The Brain on Social Media
Physiology: Brain Chemistry Leaves Us Craving More “Likes”
A featured article by Oxford outlined that Neuroscientists are studying the effects of social media on the brain and finding that positive interactions (such as someone liking your post) trigger the same kind of chemical reaction that is caused by gambling and recreational drugs.
According to an article by Harvard University researcher Trevor Haynes, when you get a social media notification, your brain sends a chemical messenger called dopamine along a reward pathway, which makes you feel good. Dopamine is associated with food, exercise, love, sex, gambling, drugs … and now, social media.

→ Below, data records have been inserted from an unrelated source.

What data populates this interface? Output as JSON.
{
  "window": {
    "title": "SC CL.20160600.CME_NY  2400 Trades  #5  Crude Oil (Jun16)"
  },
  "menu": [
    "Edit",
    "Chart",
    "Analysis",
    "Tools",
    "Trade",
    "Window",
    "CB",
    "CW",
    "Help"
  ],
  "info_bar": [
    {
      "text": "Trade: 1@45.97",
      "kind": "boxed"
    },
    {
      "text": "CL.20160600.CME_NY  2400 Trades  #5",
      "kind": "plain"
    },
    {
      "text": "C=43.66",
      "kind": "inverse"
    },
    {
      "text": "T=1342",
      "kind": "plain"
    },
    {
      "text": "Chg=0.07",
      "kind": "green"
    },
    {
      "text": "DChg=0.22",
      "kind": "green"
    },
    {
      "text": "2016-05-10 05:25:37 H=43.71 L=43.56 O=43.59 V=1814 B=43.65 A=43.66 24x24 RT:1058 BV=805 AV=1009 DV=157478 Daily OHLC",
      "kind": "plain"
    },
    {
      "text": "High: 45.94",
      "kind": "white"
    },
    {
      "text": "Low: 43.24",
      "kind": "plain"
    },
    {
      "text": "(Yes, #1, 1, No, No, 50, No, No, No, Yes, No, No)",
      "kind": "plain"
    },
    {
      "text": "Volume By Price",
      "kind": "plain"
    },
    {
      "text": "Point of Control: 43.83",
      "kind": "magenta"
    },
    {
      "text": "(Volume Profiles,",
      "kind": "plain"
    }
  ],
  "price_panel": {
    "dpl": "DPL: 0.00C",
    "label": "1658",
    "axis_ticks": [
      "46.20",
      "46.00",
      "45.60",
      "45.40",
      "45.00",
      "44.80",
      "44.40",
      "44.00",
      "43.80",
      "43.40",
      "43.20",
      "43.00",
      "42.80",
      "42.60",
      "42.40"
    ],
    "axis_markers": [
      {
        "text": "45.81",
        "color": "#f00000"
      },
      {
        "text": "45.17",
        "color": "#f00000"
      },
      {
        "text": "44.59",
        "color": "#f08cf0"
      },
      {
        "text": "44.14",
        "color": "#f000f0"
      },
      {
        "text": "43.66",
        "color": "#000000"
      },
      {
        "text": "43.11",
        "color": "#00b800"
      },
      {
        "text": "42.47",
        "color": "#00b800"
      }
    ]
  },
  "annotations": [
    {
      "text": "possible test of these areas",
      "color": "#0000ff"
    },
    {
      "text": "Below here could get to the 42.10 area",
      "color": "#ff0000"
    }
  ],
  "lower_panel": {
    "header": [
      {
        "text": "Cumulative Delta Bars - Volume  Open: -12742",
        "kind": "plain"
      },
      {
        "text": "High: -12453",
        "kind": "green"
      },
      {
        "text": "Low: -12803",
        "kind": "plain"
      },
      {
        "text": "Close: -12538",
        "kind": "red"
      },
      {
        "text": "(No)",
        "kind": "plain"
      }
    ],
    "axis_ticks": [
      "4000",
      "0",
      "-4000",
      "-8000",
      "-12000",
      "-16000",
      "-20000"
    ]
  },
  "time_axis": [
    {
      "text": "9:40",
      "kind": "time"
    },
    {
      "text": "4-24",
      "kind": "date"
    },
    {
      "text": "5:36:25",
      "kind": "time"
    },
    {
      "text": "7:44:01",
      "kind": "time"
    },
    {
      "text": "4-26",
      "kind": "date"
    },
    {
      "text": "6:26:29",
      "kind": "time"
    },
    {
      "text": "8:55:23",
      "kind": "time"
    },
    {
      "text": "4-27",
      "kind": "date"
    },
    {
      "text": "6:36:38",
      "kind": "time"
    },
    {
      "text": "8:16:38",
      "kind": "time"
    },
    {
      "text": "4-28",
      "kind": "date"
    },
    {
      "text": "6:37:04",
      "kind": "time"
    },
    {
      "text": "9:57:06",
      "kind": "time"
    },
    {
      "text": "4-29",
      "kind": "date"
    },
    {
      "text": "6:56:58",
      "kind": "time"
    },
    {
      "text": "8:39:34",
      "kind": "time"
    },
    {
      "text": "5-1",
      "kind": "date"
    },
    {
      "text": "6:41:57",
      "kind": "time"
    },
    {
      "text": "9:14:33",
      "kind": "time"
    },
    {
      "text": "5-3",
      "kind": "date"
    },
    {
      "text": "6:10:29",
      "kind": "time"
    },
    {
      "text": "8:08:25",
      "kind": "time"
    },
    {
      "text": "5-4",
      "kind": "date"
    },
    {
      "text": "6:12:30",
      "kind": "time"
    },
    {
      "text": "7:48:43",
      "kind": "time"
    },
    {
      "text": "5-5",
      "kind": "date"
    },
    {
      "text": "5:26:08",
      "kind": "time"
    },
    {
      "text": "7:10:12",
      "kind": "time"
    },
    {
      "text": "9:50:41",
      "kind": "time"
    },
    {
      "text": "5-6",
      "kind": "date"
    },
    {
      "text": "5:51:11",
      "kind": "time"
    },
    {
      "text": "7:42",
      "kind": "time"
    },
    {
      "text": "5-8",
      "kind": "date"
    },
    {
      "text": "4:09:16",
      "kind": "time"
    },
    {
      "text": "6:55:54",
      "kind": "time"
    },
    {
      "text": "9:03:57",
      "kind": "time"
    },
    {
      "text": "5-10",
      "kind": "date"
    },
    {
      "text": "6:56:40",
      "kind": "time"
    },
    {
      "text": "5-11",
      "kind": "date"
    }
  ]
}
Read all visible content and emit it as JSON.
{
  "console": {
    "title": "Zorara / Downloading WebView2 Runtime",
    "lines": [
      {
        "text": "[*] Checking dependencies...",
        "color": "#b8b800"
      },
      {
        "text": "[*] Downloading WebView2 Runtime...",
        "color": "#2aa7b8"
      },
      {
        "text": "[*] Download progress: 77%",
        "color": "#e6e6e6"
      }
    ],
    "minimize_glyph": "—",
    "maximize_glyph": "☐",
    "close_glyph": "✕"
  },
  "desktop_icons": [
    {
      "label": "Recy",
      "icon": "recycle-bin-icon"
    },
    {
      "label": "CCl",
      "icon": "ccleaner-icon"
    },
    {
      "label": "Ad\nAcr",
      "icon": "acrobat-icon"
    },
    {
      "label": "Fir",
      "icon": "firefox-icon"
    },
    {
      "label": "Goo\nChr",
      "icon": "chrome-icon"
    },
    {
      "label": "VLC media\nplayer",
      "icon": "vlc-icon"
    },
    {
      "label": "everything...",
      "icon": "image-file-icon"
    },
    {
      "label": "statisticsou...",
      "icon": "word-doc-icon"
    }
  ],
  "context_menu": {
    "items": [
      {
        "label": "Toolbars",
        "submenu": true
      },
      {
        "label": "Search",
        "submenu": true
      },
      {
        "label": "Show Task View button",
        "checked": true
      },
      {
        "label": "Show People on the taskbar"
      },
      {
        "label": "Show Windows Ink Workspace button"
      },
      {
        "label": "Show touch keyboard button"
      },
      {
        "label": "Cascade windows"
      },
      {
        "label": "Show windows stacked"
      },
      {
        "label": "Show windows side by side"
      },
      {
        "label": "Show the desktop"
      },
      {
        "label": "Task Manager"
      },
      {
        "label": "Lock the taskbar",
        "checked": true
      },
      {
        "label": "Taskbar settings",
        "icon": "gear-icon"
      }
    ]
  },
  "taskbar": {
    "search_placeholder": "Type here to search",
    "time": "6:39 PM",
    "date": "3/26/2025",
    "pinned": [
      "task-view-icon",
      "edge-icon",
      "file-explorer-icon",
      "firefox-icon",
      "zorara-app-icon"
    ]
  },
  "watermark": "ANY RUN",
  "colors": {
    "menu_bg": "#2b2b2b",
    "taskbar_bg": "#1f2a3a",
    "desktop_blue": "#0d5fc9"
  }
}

According to studies, the reward centers in our brains are most active when we’re talking about ourselves. In real life, people talk about themselves 30 to 40 percent of the time; social media is all about showing off your life, so people talk about themselves a whopping 80 percent of the time. When a person posts a picture and gets positive social feedback, it stimulates the brain to release dopamine, which again rewards that behavior and perpetuates the social media habit.